FrontlineSMS was recognized for our work to bring the communication revolution to poor and remote regions, by harnessing the power and reach of mobile phones. Our software works without the internet, is easy to implement, simple to operate, and free to download. Results from a recent FrontlineSMS user survey help to illustrate our efforts to design software to work for "100% of humanity." In the survey 84% of users said they found our software easy to use.* Results also demonstrated that FrontlineSMS is being used in over 70 countries, and is particularly useful in areas of the world where other forms of communication can be difficult to access. One FrontlineSMS user said,
"I was using Frontline SMS to communicate with administrators, principals, and teachers in 50 secondary schools. In the area I was working landlines and faxes were largely unheard of, postal services unreliable, and even road access was poor. FrontlineSMS allowed me to coordinate communication between these schools to organise various school events and programs."
At its core, FrontlineSMS software turns a laptop computer and a mobile phone or modem into a mass messaging platform, empowering users to gather and share information of any kind, in any place. We see FrontlineSMS as part of a strategy that grassroots organizations around the world can adopt to leverage mobile technology for the greater good.We focus on reaching the “last mile” by designing the platform to take advantage of basic mobile phones already in the hands of billions of people throughout the developing world.
While the core platform is use-agnostic, our team is committed to incubating sector specific solutions. For example, our sister projects work with FrontlineSMS to confront challenges in access to healthcare, education, financial credit, legal representation, and media. There are clearly many other sectors in which FrontlineSMS can be utilized too. In our user survey examples emerged from over 15 sectors, including conservation, human rights, and agriculture, amongst others.
For FrontlineSMS, winning the $100,000 Buckminster Fuller prize would provide critical support for developing Version 2 of the software; an upgrade that will improve and extend core functionalities, making the software even more user friendly and interactive. Version 2 will help users of FrontlineSMS do more with the software than ever before.

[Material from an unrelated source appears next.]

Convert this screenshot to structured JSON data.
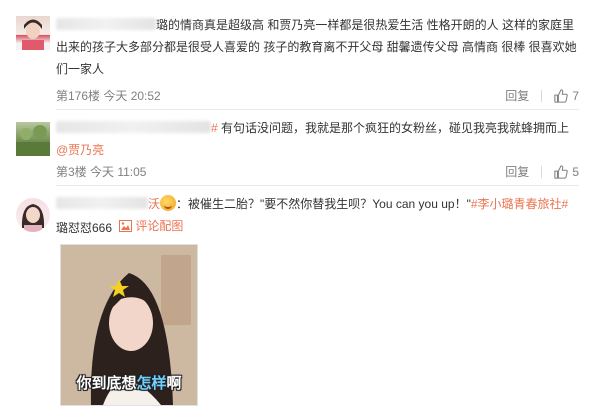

As one of the 21 Semi-Finalists, FrontlineSMS will be featured as a top tier project in BFI’s Idea Index for the remainder of the program cycle. Semi-Finalists will be reviewed and discussed by 11 distinguished jurors including Valerie Casey, founder of Design Accord; David Orr, writer and professor of Environmental Studies and Politics at Oberlin College; Andrew Zolli, producer of PopTech and Danielle Nierenberg, Project Director of State of World 2011; and Sim Vanderyn, visionary ecological design pioneer.
Finalists will be announced in May and the winner, runner up, and honorable mention will be announced at the conferring ceremony in New York in early June.
About the Buckminster Fuller Challenge
The Buckminster Fuller Challenge is the premier international competition recognizing initiatives which take a comprehensive, anticipatory, design approach to radically advance human well being and the health of our planet’s ecosystems. The 2011 Semi-finalists are providing workable solutions to some of the world’s most significant challenges including water scarcity, food supply, health, energy consumption and shelter. The Challenge is a program of The Buckminster Fuller Institute which aims to deeply influence the ascendance of a new generation of design-science pioneers who are leading the creation of an abundant and restorative world economy that benefits all humanity. For more information visit: http://challenge.bfi.org/
*Our FrontlineSMS user survey received responses from 174 people